Trump Pledges to Untether America From Regulations
President Donald Trump announced his aggressive plan to slash regulatory hurdles for businesses, during a meeting with CEOs and business leaders at the White House on April 4.
“We are absolutely destroying these horrible regulations that have been placed on your heads—over not eight years, over the last 20 and 25 years,” said Trump.
His priority will be the Dodd-Frank Act, which Trump called “horrendous.”
The act is a complex set of banking regulations, enacted in 2010 by the Obama administration, that is designed to prevent a repeat of the 2008 financial crisis.
But it failed to serve its stated purpose, according to experts. The legislation, which aimed to end the “too big to fail” mentality of the major banks, has instead hurt small banks, small businesses, and consumers.
Small banks lost their ability to compete with the larger banks when increased regulatory demands and capital requirements increased their costs, making it harder for them to serve small businesses profitably.
Although all banks are better capitalized today, industry experts argue that Dodd-Frank negatively affected the overall economic environment.
“The regulators are running the banks,” Trump said. “We want strong restrictions, we want strong regulation, but not regulation that makes it impossible for the banks to loan to people who are going to create jobs.”
He promised to cut regulations by 90 to 95 percent while still providing the same protections.
Trump also addressed the difficulties in obtaining permits for infrastructure investments. The zoning process to build a highway in New York, for example, takes about 10 to 20 years, he said. A state government would have to go through 16 different approvals, 29 different statutes, and five different executive orders to provide a permit for a highway at the federal level.
“Even to redo a road takes years,” Trump said. “We’ve come to a halt.”
He pledged to speed up the process dramatically—permits, he said, will only take a year, rather than decades.
Trump criticized the former administration’s use of an approved $1 trillion infrastructure investment bill.

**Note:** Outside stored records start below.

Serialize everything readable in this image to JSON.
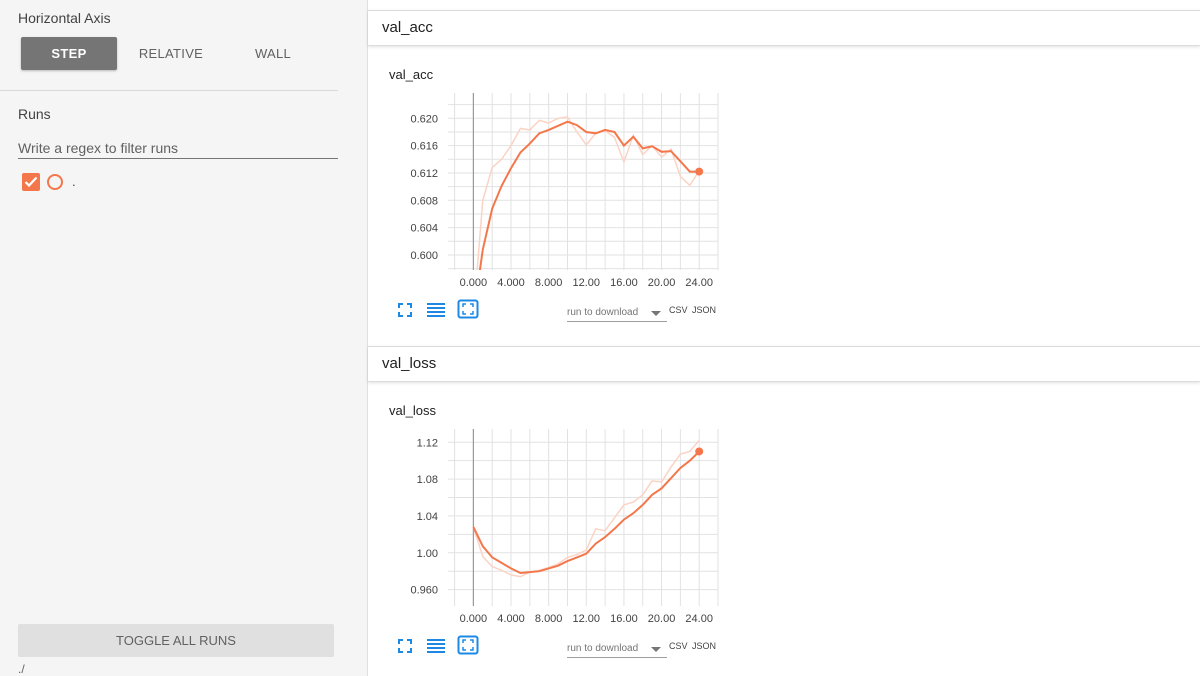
{
  "sidebar": {
    "horizontal_axis_title": "Horizontal Axis",
    "axis_options": [
      "STEP",
      "RELATIVE",
      "WALL"
    ],
    "selected_axis": "STEP",
    "runs_title": "Runs",
    "regex_placeholder": "Write a regex to filter runs",
    "runs": [
      {
        "label": ".",
        "checked": true
      }
    ],
    "toggle_all_label": "TOGGLE ALL RUNS",
    "logdir": "./"
  },
  "colors": {
    "run": "#f4774b",
    "run_raw": "#fbd3c5",
    "selected_button": "#757575",
    "icon": "#1e88e5"
  },
  "sections": [
    {
      "header": "val_acc",
      "card_title": "val_acc"
    },
    {
      "header": "val_loss",
      "card_title": "val_loss"
    }
  ],
  "controls": {
    "fit_icon": "fit-domain-icon",
    "log_icon": "log-scale-icon",
    "expand_icon": "expand-icon",
    "download_placeholder": "run to download",
    "csv_label": "CSV",
    "json_label": "JSON"
  },
  "chart_data": [
    {
      "type": "line",
      "title": "val_acc",
      "x_tick_labels": [
        "0.000",
        "4.000",
        "8.000",
        "12.00",
        "16.00",
        "20.00",
        "24.00"
      ],
      "y_tick_labels": [
        "0.600",
        "0.604",
        "0.608",
        "0.612",
        "0.616",
        "0.620"
      ],
      "xlim": [
        -2.7,
        26
      ],
      "ylim": [
        0.5978,
        0.6237
      ],
      "grid": true,
      "series": [
        {
          "style": "smoothed",
          "x": [
            0,
            1,
            2,
            3,
            4,
            5,
            6,
            7,
            8,
            9,
            10,
            11,
            12,
            13,
            14,
            15,
            16,
            17,
            18,
            19,
            20,
            21,
            22,
            23,
            24
          ],
          "y": [
            0.591,
            0.6008,
            0.6068,
            0.6101,
            0.6127,
            0.615,
            0.6163,
            0.6178,
            0.6183,
            0.6189,
            0.6195,
            0.619,
            0.618,
            0.6178,
            0.6183,
            0.618,
            0.616,
            0.6173,
            0.6156,
            0.6159,
            0.6151,
            0.6152,
            0.6137,
            0.6122,
            0.6122
          ]
        },
        {
          "style": "raw",
          "x": [
            0,
            1,
            2,
            3,
            4,
            5,
            6,
            7,
            8,
            9,
            10,
            11,
            12,
            13,
            14,
            15,
            16,
            17,
            18,
            19,
            20,
            21,
            22,
            23,
            24
          ],
          "y": [
            0.591,
            0.608,
            0.6128,
            0.614,
            0.616,
            0.6185,
            0.6183,
            0.6197,
            0.6193,
            0.62,
            0.6202,
            0.618,
            0.6161,
            0.6178,
            0.6182,
            0.6172,
            0.6136,
            0.6175,
            0.6147,
            0.616,
            0.6143,
            0.6155,
            0.6115,
            0.6102,
            0.6123
          ]
        }
      ]
    },
    {
      "type": "line",
      "title": "val_loss",
      "x_tick_labels": [
        "0.000",
        "4.000",
        "8.000",
        "12.00",
        "16.00",
        "20.00",
        "24.00"
      ],
      "y_tick_labels": [
        "0.960",
        "1.00",
        "1.04",
        "1.08",
        "1.12"
      ],
      "xlim": [
        -2.7,
        26
      ],
      "ylim": [
        0.9422,
        1.1344
      ],
      "grid": true,
      "series": [
        {
          "style": "smoothed",
          "x": [
            0,
            1,
            2,
            3,
            4,
            5,
            6,
            7,
            8,
            9,
            10,
            11,
            12,
            13,
            14,
            15,
            16,
            17,
            18,
            19,
            20,
            21,
            22,
            23,
            24
          ],
          "y": [
            1.028,
            1.007,
            0.995,
            0.989,
            0.983,
            0.978,
            0.979,
            0.98,
            0.983,
            0.986,
            0.991,
            0.995,
            0.999,
            1.01,
            1.017,
            1.026,
            1.036,
            1.043,
            1.052,
            1.063,
            1.07,
            1.081,
            1.092,
            1.1,
            1.11
          ]
        },
        {
          "style": "raw",
          "x": [
            0,
            1,
            2,
            3,
            4,
            5,
            6,
            7,
            8,
            9,
            10,
            11,
            12,
            13,
            14,
            15,
            16,
            17,
            18,
            19,
            20,
            21,
            22,
            23,
            24
          ],
          "y": [
            1.028,
            0.996,
            0.985,
            0.981,
            0.976,
            0.974,
            0.979,
            0.981,
            0.984,
            0.988,
            0.995,
            0.998,
            1.003,
            1.026,
            1.024,
            1.038,
            1.052,
            1.055,
            1.063,
            1.078,
            1.077,
            1.093,
            1.107,
            1.11,
            1.122
          ]
        }
      ]
    }
  ]
}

He accused Obama of using it for social programs instead. “To this day, I haven’t heard of anything that’s been built,” Trump said.
Jobs and Unemployment
He again pledged to create more jobs by convincing companies to invest in the United States, or else pay a tax.
“I think you’re going to see a very much different environment than you’ve been used to over the last 20, 25 years,” he said. “We’re going to unleash the country.”
Trump also derided the way the government currently calculates unemployment statistics. In the last few months, the official unemployment rate has fallen to its lowest levels since 2007.
He said the unemployment rate (4.7 percent), “sounds good, but when you look for a job, you can’t find it and you give up—you are now considered statistically employed. But I don’t consider those people employed.”
The town hall meeting was co-chaired by Michael Corbat, CEO of Citigroup, and Stephen Schwarzman, chairman and CEO of the Blackstone Group. It was part of an ongoing dialogue Trump has promised to keep with business leaders.